_Supplied records_
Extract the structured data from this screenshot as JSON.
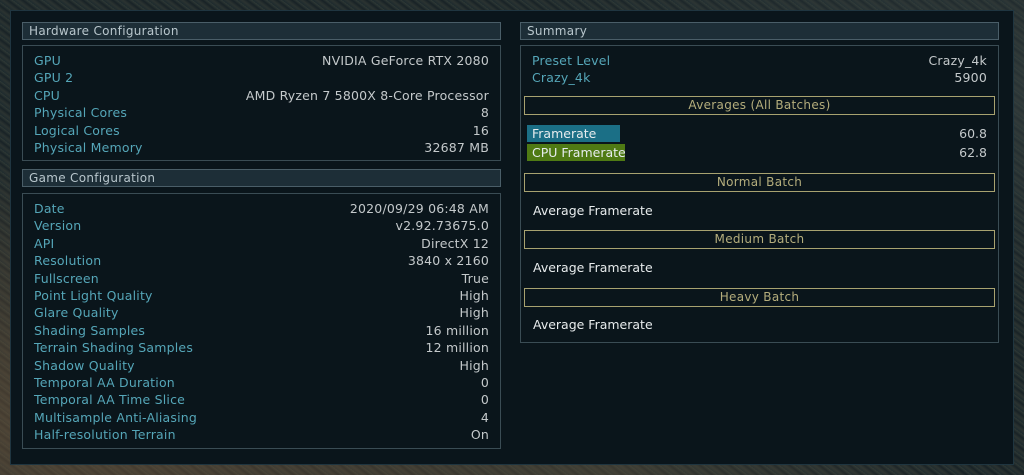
{
  "hardware": {
    "header": "Hardware Configuration",
    "rows": [
      {
        "label": "GPU",
        "value": "NVIDIA GeForce RTX 2080"
      },
      {
        "label": "GPU 2",
        "value": ""
      },
      {
        "label": "CPU",
        "value": "AMD Ryzen 7 5800X 8-Core Processor"
      },
      {
        "label": "Physical Cores",
        "value": "8"
      },
      {
        "label": "Logical Cores",
        "value": "16"
      },
      {
        "label": "Physical Memory",
        "value": "32687 MB"
      }
    ]
  },
  "game": {
    "header": "Game Configuration",
    "rows": [
      {
        "label": "Date",
        "value": "2020/09/29 06:48 AM"
      },
      {
        "label": "Version",
        "value": "v2.92.73675.0"
      },
      {
        "label": "API",
        "value": "DirectX 12"
      },
      {
        "label": "Resolution",
        "value": "3840 x 2160"
      },
      {
        "label": "Fullscreen",
        "value": "True"
      },
      {
        "label": "Point Light Quality",
        "value": "High"
      },
      {
        "label": "Glare Quality",
        "value": "High"
      },
      {
        "label": "Shading Samples",
        "value": "16 million"
      },
      {
        "label": "Terrain Shading Samples",
        "value": "12 million"
      },
      {
        "label": "Shadow Quality",
        "value": "High"
      },
      {
        "label": "Temporal AA Duration",
        "value": "0"
      },
      {
        "label": "Temporal AA Time Slice",
        "value": "0"
      },
      {
        "label": "Multisample Anti-Aliasing",
        "value": "4"
      },
      {
        "label": "Half-resolution Terrain",
        "value": "On"
      }
    ]
  },
  "summary": {
    "header": "Summary",
    "rows": [
      {
        "label": "Preset Level",
        "value": "Crazy_4k"
      },
      {
        "label": "Crazy_4k",
        "value": "5900"
      }
    ],
    "averages_header": "Averages (All Batches)",
    "framerate_label": "Framerate",
    "framerate_value": "60.8",
    "cpu_framerate_label": "CPU Framerate",
    "cpu_framerate_value": "62.8",
    "normal_batch": "Normal Batch",
    "normal_avg_label": "Average Framerate",
    "medium_batch": "Medium Batch",
    "medium_avg_label": "Average Framerate",
    "heavy_batch": "Heavy Batch",
    "heavy_avg_label": "Average Framerate"
  },
  "colors": {
    "label_teal": "#55a6b8",
    "value_grey": "#c4c9cb",
    "framerate_bar": "#1b6f86",
    "cpu_framerate_bar": "#4f7a14",
    "batch_border": "#a8a270"
  }
}
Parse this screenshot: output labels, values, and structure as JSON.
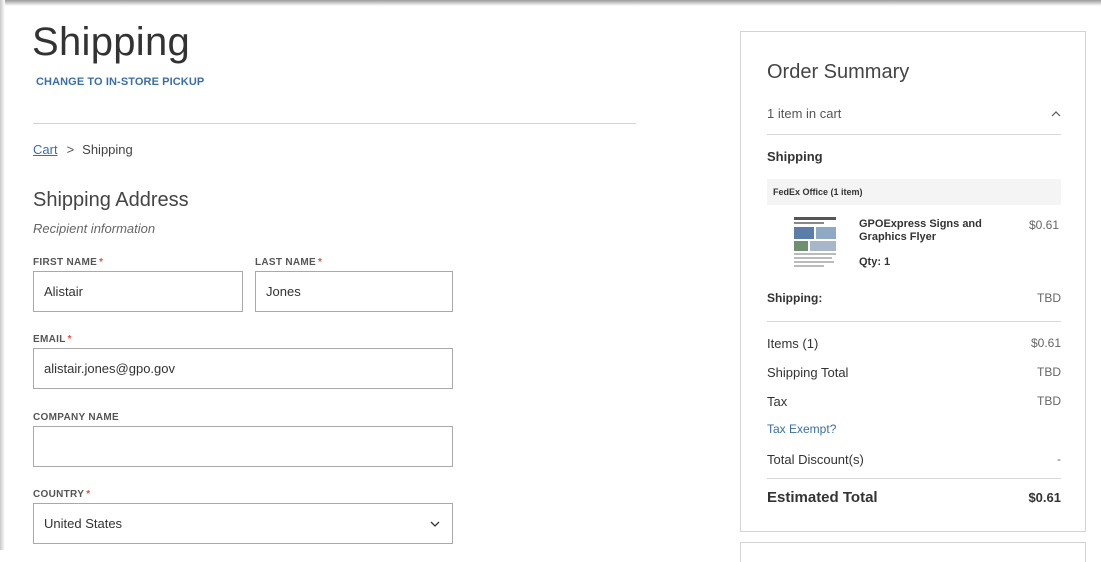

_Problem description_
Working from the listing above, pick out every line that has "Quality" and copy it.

_Answer to this task_
        "label": "Point Light Quality",
        "label": "Glare Quality",
        "label": "Shadow Quality",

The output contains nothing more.